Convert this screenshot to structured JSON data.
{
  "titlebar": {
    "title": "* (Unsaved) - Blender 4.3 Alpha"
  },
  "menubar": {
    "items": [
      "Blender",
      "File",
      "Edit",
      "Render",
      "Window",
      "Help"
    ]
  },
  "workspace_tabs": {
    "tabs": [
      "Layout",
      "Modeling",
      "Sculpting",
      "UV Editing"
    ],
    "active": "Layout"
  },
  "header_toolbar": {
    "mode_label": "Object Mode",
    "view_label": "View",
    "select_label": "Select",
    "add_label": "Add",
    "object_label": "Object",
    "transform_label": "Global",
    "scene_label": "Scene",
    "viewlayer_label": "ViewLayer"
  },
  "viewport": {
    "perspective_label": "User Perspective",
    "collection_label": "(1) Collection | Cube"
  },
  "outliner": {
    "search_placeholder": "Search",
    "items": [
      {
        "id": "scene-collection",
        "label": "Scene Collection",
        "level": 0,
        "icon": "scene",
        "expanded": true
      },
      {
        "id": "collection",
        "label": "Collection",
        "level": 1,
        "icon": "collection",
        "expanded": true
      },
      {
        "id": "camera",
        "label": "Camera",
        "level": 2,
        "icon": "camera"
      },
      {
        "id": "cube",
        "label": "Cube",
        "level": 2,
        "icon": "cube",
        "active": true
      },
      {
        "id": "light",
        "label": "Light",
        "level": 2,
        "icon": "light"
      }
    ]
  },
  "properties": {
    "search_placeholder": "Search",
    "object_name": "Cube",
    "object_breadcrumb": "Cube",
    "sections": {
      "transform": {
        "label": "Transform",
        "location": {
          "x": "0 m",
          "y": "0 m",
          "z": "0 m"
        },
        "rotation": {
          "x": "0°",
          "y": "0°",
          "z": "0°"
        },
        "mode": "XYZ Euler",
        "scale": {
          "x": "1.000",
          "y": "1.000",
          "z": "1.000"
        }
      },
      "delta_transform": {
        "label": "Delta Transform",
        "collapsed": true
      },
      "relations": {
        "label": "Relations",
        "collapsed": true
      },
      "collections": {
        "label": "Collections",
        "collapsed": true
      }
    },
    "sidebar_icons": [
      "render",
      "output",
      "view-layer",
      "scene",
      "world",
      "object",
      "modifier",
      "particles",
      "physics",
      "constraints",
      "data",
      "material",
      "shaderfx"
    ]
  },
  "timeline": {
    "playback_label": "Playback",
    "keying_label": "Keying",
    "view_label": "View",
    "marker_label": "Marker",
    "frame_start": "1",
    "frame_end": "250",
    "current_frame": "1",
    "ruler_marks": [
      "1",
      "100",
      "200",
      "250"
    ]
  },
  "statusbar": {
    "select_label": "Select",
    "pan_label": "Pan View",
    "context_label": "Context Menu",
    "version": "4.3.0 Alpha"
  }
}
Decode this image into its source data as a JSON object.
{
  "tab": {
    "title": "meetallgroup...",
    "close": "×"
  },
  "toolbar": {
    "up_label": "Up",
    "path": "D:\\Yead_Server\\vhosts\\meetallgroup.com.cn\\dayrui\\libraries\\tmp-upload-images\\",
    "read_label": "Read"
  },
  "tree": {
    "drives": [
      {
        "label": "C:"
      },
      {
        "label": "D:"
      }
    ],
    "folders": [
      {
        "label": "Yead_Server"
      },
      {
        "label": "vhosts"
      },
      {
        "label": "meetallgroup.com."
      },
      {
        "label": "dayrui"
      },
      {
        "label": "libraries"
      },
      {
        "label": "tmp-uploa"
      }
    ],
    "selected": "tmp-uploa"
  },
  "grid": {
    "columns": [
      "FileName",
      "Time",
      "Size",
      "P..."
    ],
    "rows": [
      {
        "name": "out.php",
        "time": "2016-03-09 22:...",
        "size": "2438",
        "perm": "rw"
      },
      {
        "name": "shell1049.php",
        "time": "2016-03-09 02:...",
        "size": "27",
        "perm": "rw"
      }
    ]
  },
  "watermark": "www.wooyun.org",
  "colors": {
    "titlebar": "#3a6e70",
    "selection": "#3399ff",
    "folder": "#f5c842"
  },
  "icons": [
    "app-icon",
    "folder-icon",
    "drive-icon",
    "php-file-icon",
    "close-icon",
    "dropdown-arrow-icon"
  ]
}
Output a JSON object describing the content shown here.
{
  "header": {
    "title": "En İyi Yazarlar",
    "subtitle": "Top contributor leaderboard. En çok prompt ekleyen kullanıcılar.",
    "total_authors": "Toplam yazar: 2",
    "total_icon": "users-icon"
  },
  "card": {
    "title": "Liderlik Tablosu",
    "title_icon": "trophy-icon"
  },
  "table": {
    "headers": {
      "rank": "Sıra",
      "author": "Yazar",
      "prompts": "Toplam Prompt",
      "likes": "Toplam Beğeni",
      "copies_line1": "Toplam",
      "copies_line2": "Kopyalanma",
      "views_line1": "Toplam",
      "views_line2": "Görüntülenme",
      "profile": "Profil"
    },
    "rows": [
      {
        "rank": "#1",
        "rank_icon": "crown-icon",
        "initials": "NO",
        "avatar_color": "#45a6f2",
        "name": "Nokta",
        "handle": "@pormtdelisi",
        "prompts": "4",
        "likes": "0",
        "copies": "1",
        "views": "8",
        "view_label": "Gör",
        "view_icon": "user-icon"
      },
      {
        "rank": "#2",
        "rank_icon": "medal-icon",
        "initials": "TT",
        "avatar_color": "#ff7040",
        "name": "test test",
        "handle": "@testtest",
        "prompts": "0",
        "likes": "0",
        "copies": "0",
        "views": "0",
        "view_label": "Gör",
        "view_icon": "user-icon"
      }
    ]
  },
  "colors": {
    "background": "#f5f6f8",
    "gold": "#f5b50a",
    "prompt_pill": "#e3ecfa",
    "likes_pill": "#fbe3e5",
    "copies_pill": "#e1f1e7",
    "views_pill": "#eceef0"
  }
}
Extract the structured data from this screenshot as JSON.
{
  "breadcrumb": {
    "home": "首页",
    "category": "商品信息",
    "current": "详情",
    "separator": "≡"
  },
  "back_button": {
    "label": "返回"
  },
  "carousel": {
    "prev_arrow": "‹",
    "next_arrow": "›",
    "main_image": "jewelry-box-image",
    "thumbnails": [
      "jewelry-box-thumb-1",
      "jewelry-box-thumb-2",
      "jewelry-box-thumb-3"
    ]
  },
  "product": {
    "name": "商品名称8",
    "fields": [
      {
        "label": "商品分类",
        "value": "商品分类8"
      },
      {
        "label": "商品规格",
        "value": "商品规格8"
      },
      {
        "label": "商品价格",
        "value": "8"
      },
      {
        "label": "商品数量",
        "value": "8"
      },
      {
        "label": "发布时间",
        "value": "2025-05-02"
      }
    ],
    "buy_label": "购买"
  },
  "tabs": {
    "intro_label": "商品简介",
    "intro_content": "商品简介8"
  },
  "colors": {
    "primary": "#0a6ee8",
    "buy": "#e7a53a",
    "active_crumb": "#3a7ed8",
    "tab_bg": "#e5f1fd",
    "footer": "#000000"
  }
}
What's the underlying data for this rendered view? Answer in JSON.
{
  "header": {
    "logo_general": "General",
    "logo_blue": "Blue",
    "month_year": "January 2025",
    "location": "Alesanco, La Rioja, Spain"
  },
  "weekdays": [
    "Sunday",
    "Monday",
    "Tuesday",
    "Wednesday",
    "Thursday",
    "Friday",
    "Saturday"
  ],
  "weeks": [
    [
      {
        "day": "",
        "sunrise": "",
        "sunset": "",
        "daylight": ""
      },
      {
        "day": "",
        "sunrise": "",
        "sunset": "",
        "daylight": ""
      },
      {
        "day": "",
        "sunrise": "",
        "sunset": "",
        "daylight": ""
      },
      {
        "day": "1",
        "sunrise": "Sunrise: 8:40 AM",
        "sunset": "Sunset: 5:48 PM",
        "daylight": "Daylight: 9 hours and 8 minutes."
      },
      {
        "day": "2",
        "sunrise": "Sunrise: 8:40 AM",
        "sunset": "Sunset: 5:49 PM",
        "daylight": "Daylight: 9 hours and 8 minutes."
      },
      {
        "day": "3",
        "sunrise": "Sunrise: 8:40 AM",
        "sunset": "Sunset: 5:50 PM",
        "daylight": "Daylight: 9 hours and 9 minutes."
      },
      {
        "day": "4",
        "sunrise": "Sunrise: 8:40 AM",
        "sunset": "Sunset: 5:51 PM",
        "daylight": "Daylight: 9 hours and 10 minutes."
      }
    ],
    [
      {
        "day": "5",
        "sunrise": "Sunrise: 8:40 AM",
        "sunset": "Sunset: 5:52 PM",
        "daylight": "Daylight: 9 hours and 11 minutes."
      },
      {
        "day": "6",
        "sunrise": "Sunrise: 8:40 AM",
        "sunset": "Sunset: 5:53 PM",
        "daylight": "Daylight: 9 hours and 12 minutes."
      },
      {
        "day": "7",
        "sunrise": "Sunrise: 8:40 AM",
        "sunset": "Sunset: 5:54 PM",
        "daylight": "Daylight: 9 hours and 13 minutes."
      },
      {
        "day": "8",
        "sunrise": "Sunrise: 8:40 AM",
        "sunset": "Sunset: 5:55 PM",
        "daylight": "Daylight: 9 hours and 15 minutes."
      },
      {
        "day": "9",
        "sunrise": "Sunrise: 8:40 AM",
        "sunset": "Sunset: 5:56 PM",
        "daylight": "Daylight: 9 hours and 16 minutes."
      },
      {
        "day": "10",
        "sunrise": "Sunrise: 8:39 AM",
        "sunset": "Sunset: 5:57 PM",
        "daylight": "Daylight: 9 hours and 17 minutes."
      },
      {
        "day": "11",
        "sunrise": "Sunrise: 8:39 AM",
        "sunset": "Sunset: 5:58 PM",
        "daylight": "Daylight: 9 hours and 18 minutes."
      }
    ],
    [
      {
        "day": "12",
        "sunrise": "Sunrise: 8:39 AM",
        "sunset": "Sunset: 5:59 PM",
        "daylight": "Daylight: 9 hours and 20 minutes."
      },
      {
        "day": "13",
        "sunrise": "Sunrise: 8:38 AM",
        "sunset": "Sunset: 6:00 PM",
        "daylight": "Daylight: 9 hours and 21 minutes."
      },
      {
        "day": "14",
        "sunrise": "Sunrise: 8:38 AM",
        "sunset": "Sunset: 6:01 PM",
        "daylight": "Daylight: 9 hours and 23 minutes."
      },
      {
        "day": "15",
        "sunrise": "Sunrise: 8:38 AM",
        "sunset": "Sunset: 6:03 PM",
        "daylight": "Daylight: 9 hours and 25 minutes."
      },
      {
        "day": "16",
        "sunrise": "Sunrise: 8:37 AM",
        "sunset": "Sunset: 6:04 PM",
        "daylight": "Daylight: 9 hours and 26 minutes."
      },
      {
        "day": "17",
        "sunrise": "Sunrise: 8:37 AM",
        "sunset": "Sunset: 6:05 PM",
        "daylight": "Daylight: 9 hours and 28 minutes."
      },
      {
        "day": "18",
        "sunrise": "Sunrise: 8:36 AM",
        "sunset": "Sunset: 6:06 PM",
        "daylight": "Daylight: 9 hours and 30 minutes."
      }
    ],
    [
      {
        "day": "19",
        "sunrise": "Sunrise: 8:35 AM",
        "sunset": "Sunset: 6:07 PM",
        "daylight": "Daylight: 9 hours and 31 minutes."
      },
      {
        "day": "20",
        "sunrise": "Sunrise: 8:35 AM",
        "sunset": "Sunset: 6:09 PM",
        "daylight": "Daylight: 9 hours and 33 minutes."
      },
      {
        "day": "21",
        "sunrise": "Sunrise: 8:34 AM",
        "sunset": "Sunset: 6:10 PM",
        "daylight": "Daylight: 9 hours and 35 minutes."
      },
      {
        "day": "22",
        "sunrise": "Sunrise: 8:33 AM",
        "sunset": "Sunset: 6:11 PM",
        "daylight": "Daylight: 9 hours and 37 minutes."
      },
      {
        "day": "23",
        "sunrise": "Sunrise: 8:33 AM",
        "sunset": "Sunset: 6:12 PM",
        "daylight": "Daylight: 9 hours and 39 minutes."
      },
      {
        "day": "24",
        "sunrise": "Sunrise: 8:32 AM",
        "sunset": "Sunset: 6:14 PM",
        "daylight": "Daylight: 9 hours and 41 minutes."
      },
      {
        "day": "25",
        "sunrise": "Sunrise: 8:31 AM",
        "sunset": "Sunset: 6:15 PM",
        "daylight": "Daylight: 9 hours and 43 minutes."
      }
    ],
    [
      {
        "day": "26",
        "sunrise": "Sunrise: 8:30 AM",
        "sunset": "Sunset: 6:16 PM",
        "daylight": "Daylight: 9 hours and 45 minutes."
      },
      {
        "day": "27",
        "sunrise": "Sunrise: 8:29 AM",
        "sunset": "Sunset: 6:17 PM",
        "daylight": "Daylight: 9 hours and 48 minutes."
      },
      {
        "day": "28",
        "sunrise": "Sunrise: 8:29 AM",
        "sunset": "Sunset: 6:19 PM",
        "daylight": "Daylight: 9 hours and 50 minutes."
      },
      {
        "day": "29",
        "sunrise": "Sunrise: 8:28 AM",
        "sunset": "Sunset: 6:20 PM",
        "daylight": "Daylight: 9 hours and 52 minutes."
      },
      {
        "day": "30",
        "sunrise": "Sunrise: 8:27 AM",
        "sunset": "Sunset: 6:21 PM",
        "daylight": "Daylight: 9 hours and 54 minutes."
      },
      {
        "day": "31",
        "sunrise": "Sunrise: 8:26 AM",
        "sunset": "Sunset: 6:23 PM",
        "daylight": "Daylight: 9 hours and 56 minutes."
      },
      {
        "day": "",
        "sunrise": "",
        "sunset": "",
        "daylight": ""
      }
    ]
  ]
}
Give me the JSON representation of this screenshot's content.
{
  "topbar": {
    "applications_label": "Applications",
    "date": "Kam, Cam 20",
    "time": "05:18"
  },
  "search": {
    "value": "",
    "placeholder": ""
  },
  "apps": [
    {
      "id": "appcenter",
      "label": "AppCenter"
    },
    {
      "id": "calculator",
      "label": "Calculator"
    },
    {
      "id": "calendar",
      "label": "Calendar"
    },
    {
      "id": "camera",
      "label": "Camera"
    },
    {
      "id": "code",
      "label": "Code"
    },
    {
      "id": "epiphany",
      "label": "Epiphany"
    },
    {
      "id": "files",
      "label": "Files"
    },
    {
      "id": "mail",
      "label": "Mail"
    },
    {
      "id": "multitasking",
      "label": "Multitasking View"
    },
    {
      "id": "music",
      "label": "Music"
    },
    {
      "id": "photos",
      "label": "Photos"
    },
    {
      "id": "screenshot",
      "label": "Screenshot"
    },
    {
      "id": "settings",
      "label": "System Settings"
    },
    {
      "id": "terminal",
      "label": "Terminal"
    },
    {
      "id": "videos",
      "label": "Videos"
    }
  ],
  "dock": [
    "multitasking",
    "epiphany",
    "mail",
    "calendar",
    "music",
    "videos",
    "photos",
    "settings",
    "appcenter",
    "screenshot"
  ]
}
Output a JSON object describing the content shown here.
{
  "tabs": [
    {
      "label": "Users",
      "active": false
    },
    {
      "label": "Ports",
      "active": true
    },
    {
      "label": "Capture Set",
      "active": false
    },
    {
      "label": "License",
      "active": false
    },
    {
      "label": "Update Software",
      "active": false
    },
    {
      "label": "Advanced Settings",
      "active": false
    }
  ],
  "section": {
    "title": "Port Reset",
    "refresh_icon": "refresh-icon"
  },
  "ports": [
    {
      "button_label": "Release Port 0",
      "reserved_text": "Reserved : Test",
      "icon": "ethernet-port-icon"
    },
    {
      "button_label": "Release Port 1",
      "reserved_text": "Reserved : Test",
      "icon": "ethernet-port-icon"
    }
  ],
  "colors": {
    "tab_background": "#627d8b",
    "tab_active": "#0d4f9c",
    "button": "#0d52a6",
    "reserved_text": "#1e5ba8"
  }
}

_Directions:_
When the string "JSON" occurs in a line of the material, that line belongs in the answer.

_Expected answer:_
Convert this screenshot to structured JSON data.
Decode this image into its source data as a JSON object.
Output a JSON object describing the content shown here.
Extract the structured data from this screenshot as JSON.
What's the underlying data for this rendered view? Answer in JSON.
Give me the JSON representation of this screenshot's content.
Output a JSON object describing the content shown here.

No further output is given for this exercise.